Requirement
The output should be every line below that includes the word "drive".

Extracted records
-- Opening Marker --

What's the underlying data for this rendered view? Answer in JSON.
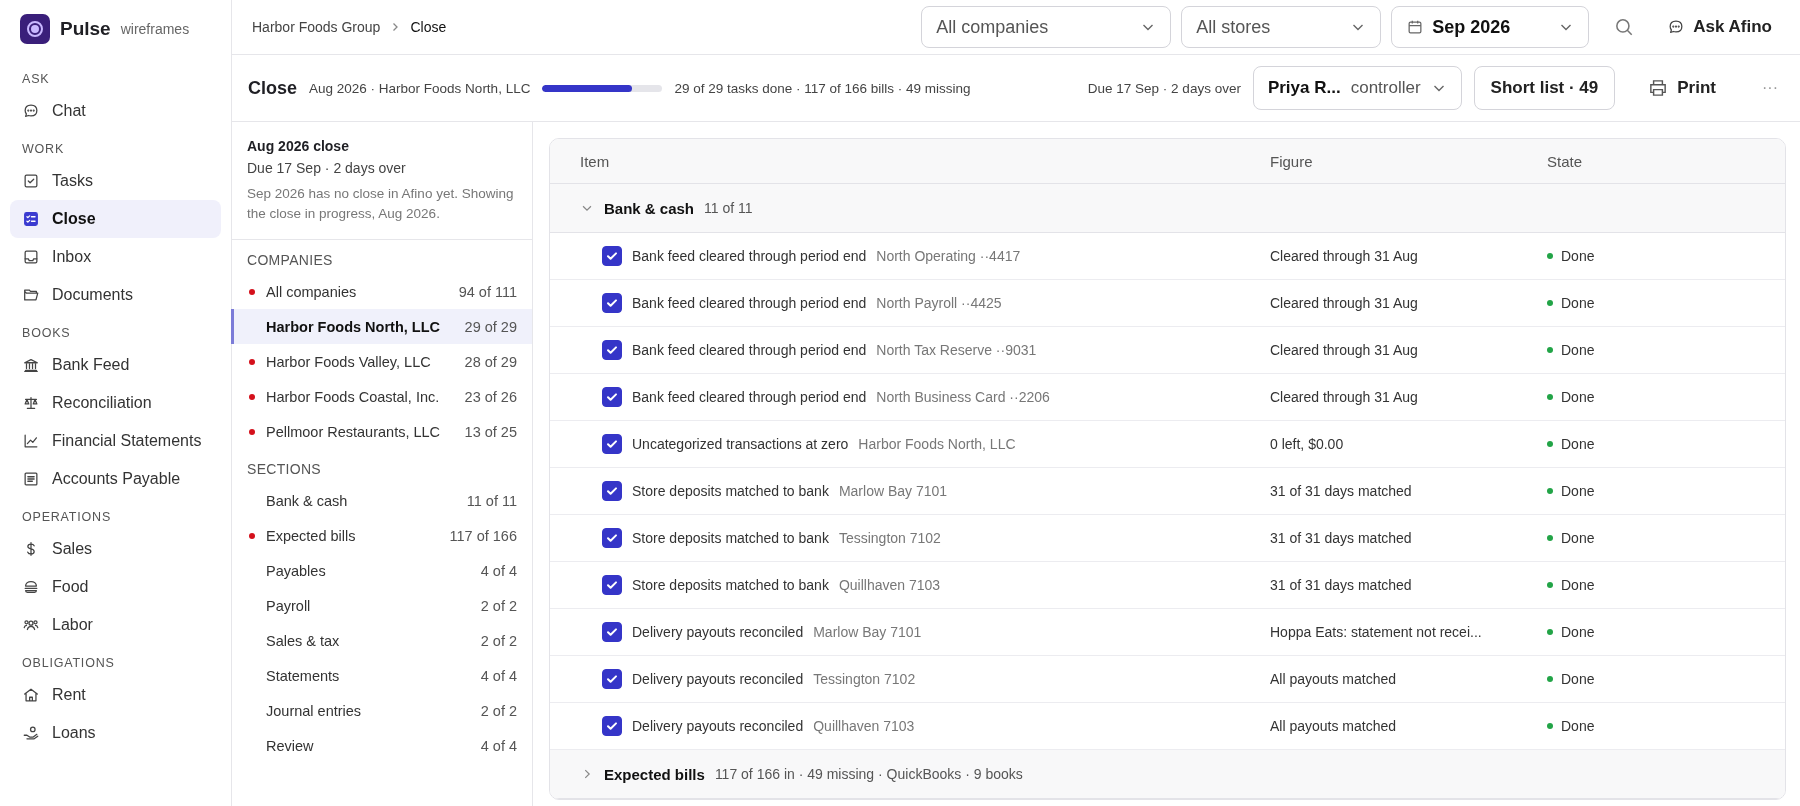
{
  "app": {
    "name": "Pulse",
    "tag": "wireframes"
  },
  "nav": [
    {
      "heading": "ASK",
      "items": [
        {
          "label": "Chat",
          "selected": false
        }
      ]
    },
    {
      "heading": "WORK",
      "items": [
        {
          "label": "Tasks",
          "selected": false
        },
        {
          "label": "Close",
          "selected": true
        },
        {
          "label": "Inbox",
          "selected": false
        },
        {
          "label": "Documents",
          "selected": false
        }
      ]
    },
    {
      "heading": "BOOKS",
      "items": [
        {
          "label": "Bank Feed",
          "selected": false
        },
        {
          "label": "Reconciliation",
          "selected": false
        },
        {
          "label": "Financial Statements",
          "selected": false
        },
        {
          "label": "Accounts Payable",
          "selected": false
        }
      ]
    },
    {
      "heading": "OPERATIONS",
      "items": [
        {
          "label": "Sales",
          "selected": false
        },
        {
          "label": "Food",
          "selected": false
        },
        {
          "label": "Labor",
          "selected": false
        }
      ]
    },
    {
      "heading": "OBLIGATIONS",
      "items": [
        {
          "label": "Rent",
          "selected": false
        },
        {
          "label": "Loans",
          "selected": false
        }
      ]
    }
  ],
  "breadcrumb": [
    "Harbor Foods Group",
    "Close"
  ],
  "filters": {
    "company": "All companies",
    "store": "All stores",
    "period": "Sep 2026"
  },
  "ask": "Ask Afino",
  "header": {
    "title": "Close",
    "context": "Aug 2026 · Harbor Foods North, LLC",
    "level": 0.75,
    "progress": "29 of 29 tasks done · 117 of 166 bills · 49 missing",
    "due": "Due 17 Sep · 2 days over",
    "owner": "Priya R...",
    "role": "controller",
    "shortlist": "Short list · 49",
    "print": "Print",
    "more": "···"
  },
  "panel": {
    "title": "Aug 2026 close",
    "due": "Due 17 Sep · 2 days over",
    "note": "Sep 2026 has no close in Afino yet. Showing the close in progress, Aug 2026.",
    "companies_heading": "COMPANIES",
    "companies": [
      {
        "name": "All companies",
        "count": "94 of 111",
        "flagged": true,
        "selected": false
      },
      {
        "name": "Harbor Foods North, LLC",
        "count": "29 of 29",
        "flagged": false,
        "selected": true
      },
      {
        "name": "Harbor Foods Valley, LLC",
        "count": "28 of 29",
        "flagged": true,
        "selected": false
      },
      {
        "name": "Harbor Foods Coastal, Inc.",
        "count": "23 of 26",
        "flagged": true,
        "selected": false
      },
      {
        "name": "Pellmoor Restaurants, LLC",
        "count": "13 of 25",
        "flagged": true,
        "selected": false
      }
    ],
    "sections_heading": "SECTIONS",
    "sections": [
      {
        "name": "Bank & cash",
        "count": "11 of 11",
        "flagged": false,
        "selected": false
      },
      {
        "name": "Expected bills",
        "count": "117 of 166",
        "flagged": true,
        "selected": false
      },
      {
        "name": "Payables",
        "count": "4 of 4",
        "flagged": false,
        "selected": false
      },
      {
        "name": "Payroll",
        "count": "2 of 2",
        "flagged": false,
        "selected": false
      },
      {
        "name": "Sales & tax",
        "count": "2 of 2",
        "flagged": false,
        "selected": false
      },
      {
        "name": "Statements",
        "count": "4 of 4",
        "flagged": false,
        "selected": false
      },
      {
        "name": "Journal entries",
        "count": "2 of 2",
        "flagged": false,
        "selected": false
      },
      {
        "name": "Review",
        "count": "4 of 4",
        "flagged": false,
        "selected": false
      }
    ]
  },
  "table": {
    "columns": [
      "Item",
      "Figure",
      "State"
    ],
    "groups": [
      {
        "title": "Bank & cash",
        "meta": "11 of 11",
        "expanded": true,
        "rows": [
          {
            "checked": true,
            "item": "Bank feed cleared through period end",
            "detail": "North Operating ··4417",
            "figure": "Cleared through 31 Aug",
            "state": "Done",
            "color": "#22a447"
          },
          {
            "checked": true,
            "item": "Bank feed cleared through period end",
            "detail": "North Payroll ··4425",
            "figure": "Cleared through 31 Aug",
            "state": "Done",
            "color": "#22a447"
          },
          {
            "checked": true,
            "item": "Bank feed cleared through period end",
            "detail": "North Tax Reserve ··9031",
            "figure": "Cleared through 31 Aug",
            "state": "Done",
            "color": "#22a447"
          },
          {
            "checked": true,
            "item": "Bank feed cleared through period end",
            "detail": "North Business Card ··2206",
            "figure": "Cleared through 31 Aug",
            "state": "Done",
            "color": "#22a447"
          },
          {
            "checked": true,
            "item": "Uncategorized transactions at zero",
            "detail": "Harbor Foods North, LLC",
            "figure": "0 left, $0.00",
            "state": "Done",
            "color": "#22a447"
          },
          {
            "checked": true,
            "item": "Store deposits matched to bank",
            "detail": "Marlow Bay 7101",
            "figure": "31 of 31 days matched",
            "state": "Done",
            "color": "#22a447"
          },
          {
            "checked": true,
            "item": "Store deposits matched to bank",
            "detail": "Tessington 7102",
            "figure": "31 of 31 days matched",
            "state": "Done",
            "color": "#22a447"
          },
          {
            "checked": true,
            "item": "Store deposits matched to bank",
            "detail": "Quillhaven 7103",
            "figure": "31 of 31 days matched",
            "state": "Done",
            "color": "#22a447"
          },
          {
            "checked": true,
            "item": "Delivery payouts reconciled",
            "detail": "Marlow Bay 7101",
            "figure": "Hoppa Eats: statement not recei...",
            "state": "Done",
            "color": "#22a447"
          },
          {
            "checked": true,
            "item": "Delivery payouts reconciled",
            "detail": "Tessington 7102",
            "figure": "All payouts matched",
            "state": "Done",
            "color": "#22a447"
          },
          {
            "checked": true,
            "item": "Delivery payouts reconciled",
            "detail": "Quillhaven 7103",
            "figure": "All payouts matched",
            "state": "Done",
            "color": "#22a447"
          }
        ]
      },
      {
        "title": "Expected bills",
        "meta": "117 of 166 in · 49 missing · QuickBooks · 9 books",
        "expanded": false
      }
    ]
  }
}
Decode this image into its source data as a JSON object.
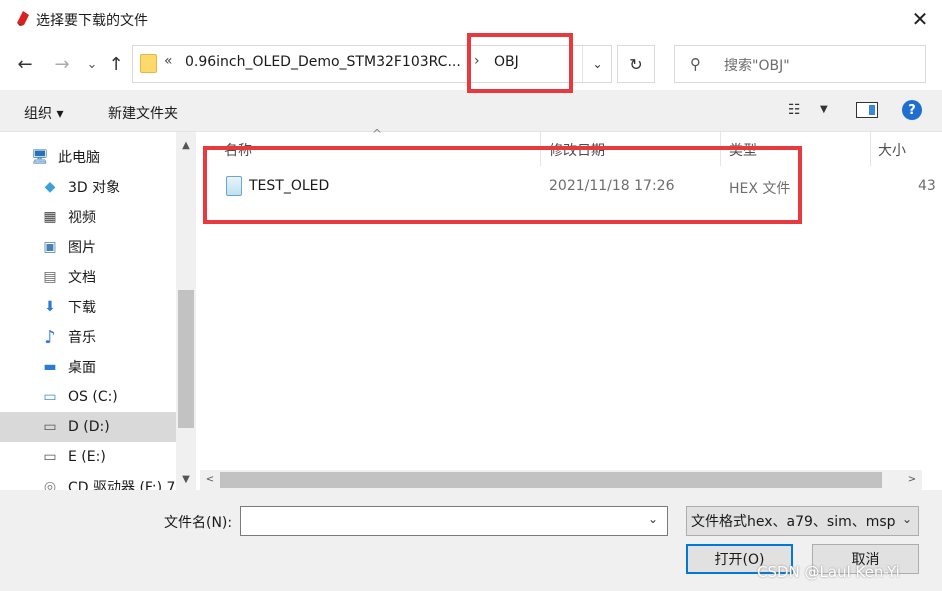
{
  "window": {
    "title": "选择要下载的文件",
    "close_glyph": "✕"
  },
  "nav": {
    "back_glyph": "←",
    "forward_glyph": "→",
    "recent_glyph": "⌄",
    "up_glyph": "↑",
    "address": {
      "overflow_glyph": "«",
      "parent_path": "0.96inch_OLED_Demo_STM32F103RC...",
      "separator": "›",
      "current": "OBJ",
      "dropdown_glyph": "⌄"
    },
    "refresh_glyph": "↻",
    "search": {
      "icon_glyph": "⚲",
      "placeholder": "搜索\"OBJ\""
    }
  },
  "toolbar": {
    "organize_label": "组织 ▾",
    "new_folder_label": "新建文件夹",
    "view_glyph": "☷",
    "view_drop_glyph": "▼",
    "help_glyph": "?"
  },
  "sidebar": {
    "items": [
      {
        "label": "此电脑",
        "icon": "computer-icon",
        "glyph": "🖥"
      },
      {
        "label": "3D 对象",
        "icon": "cube-icon",
        "glyph": "◆"
      },
      {
        "label": "视频",
        "icon": "video-icon",
        "glyph": "▦"
      },
      {
        "label": "图片",
        "icon": "picture-icon",
        "glyph": "▣"
      },
      {
        "label": "文档",
        "icon": "document-icon",
        "glyph": "▤"
      },
      {
        "label": "下载",
        "icon": "download-icon",
        "glyph": "⬇"
      },
      {
        "label": "音乐",
        "icon": "music-icon",
        "glyph": "♪"
      },
      {
        "label": "桌面",
        "icon": "desktop-icon",
        "glyph": "▬"
      },
      {
        "label": "OS (C:)",
        "icon": "drive-c-icon",
        "glyph": "▭"
      },
      {
        "label": "D (D:)",
        "icon": "drive-d-icon",
        "glyph": "▭",
        "selected": true
      },
      {
        "label": "E (E:)",
        "icon": "drive-e-icon",
        "glyph": "▭"
      },
      {
        "label": "CD 驱动器 (F:) 7",
        "icon": "cd-drive-icon",
        "glyph": "◎"
      }
    ],
    "scroll_up_glyph": "▲",
    "scroll_down_glyph": "▼"
  },
  "file_list": {
    "columns": [
      "名称",
      "修改日期",
      "类型",
      "大小"
    ],
    "sort_glyph": "^",
    "rows": [
      {
        "name": "TEST_OLED",
        "modified": "2021/11/18 17:26",
        "type": "HEX 文件",
        "size": "43"
      }
    ],
    "hscroll_left_glyph": "<",
    "hscroll_right_glyph": ">"
  },
  "bottom": {
    "filename_label": "文件名(N):",
    "filename_value": "",
    "filename_drop_glyph": "⌄",
    "filter_value": "文件格式hex、a79、sim、msp",
    "filter_drop_glyph": "⌄",
    "open_label": "打开(O)",
    "cancel_label": "取消"
  },
  "watermark": "CSDN @Laul Ken-Yi",
  "colors": {
    "highlight": "#e8393e",
    "selection": "#d9d9d9",
    "accent": "#0078d7"
  }
}
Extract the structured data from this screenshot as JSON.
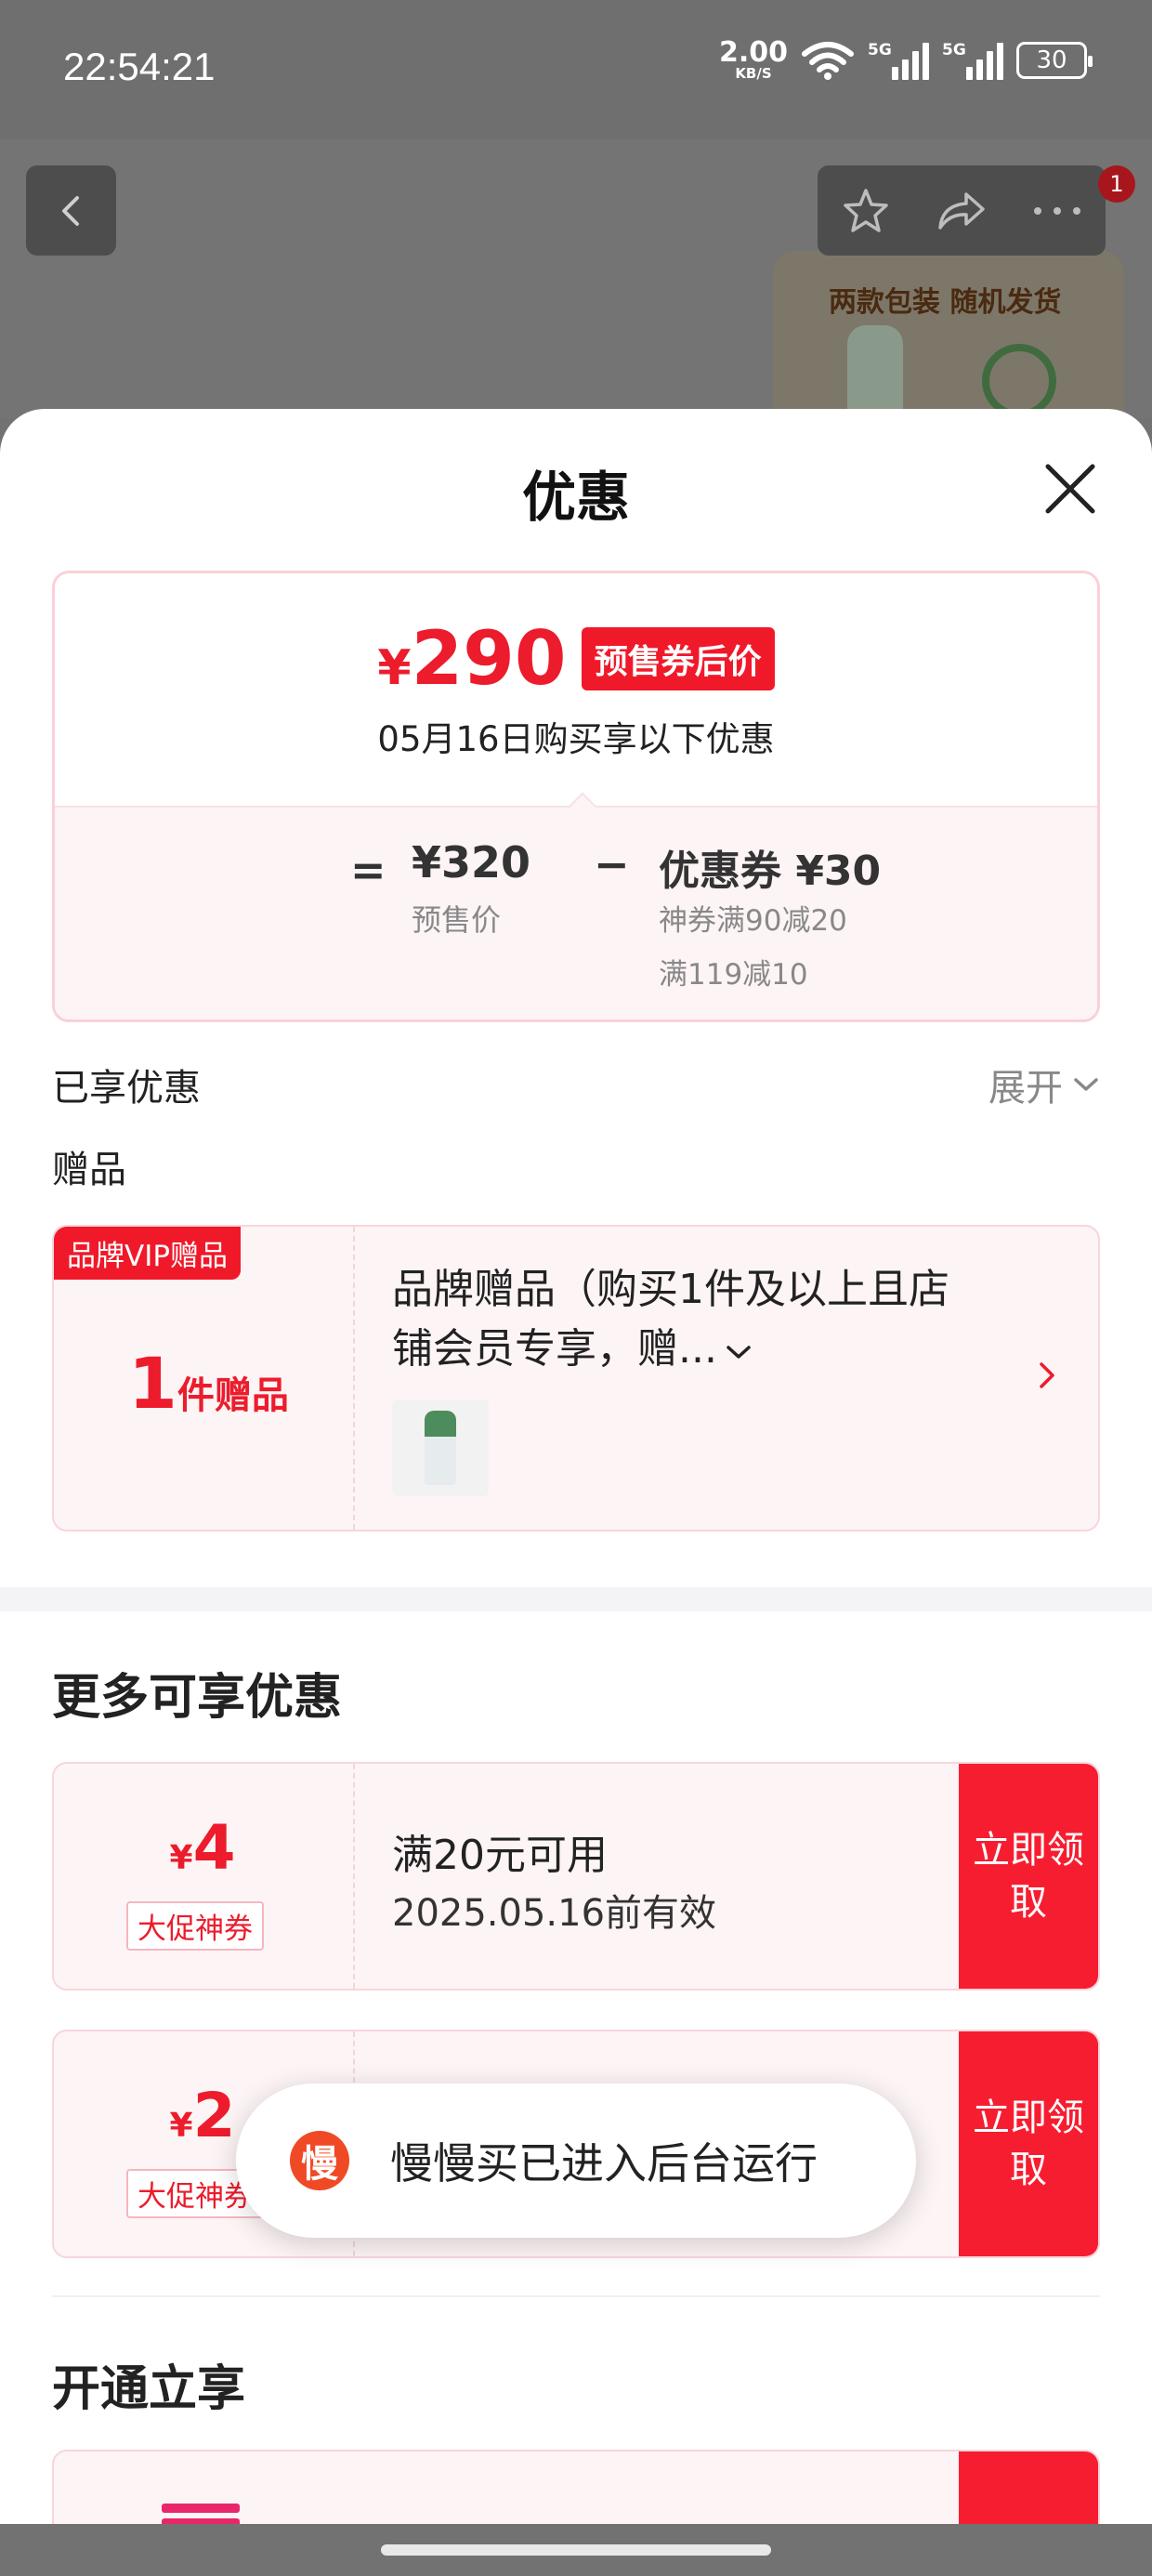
{
  "status_bar": {
    "time": "22:54:21",
    "net_speed": "2.00",
    "net_unit": "KB/S",
    "sim1": "5G",
    "sim2": "5G",
    "battery": "30"
  },
  "header": {
    "notification_count": "1",
    "product_banner": "两款包装 随机发货"
  },
  "sheet": {
    "title": "优惠",
    "price_card": {
      "currency": "¥",
      "final_price": "290",
      "price_tag": "预售券后价",
      "date_note": "05月16日购买享以下优惠",
      "equals": "=",
      "presale_price": "¥320",
      "presale_label": "预售价",
      "minus": "−",
      "coupon_total": "优惠券 ¥30",
      "coupon_detail_1": "神券满90减20",
      "coupon_detail_2": "满119减10"
    },
    "enjoyed_label": "已享优惠",
    "expand_label": "展开",
    "gift_label": "赠品",
    "gift_card": {
      "tag": "品牌VIP赠品",
      "count": "1",
      "count_unit": "件赠品",
      "description": "品牌赠品（购买1件及以上且店铺会员专享，赠..."
    },
    "more_title": "更多可享优惠",
    "coupons": [
      {
        "currency": "¥",
        "value": "4",
        "tag": "大促神券",
        "condition": "满20元可用",
        "expire": "2025.05.16前有效",
        "claim": "立即领取"
      },
      {
        "currency": "¥",
        "value": "2",
        "tag": "大促神券",
        "condition": "",
        "expire": "",
        "claim": "立即领取"
      }
    ],
    "open_title": "开通立享"
  },
  "toast": {
    "icon_char": "慢",
    "text": "慢慢买已进入后台运行"
  },
  "colors": {
    "accent_red": "#f0192a",
    "price_red": "#ec1c2c",
    "card_bg": "#fdf4f5"
  }
}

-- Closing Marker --

Written answer
        "icon": "drive-c-icon",
        "icon": "drive-d-icon",
        "icon": "drive-e-icon",
        "icon": "cd-drive-icon",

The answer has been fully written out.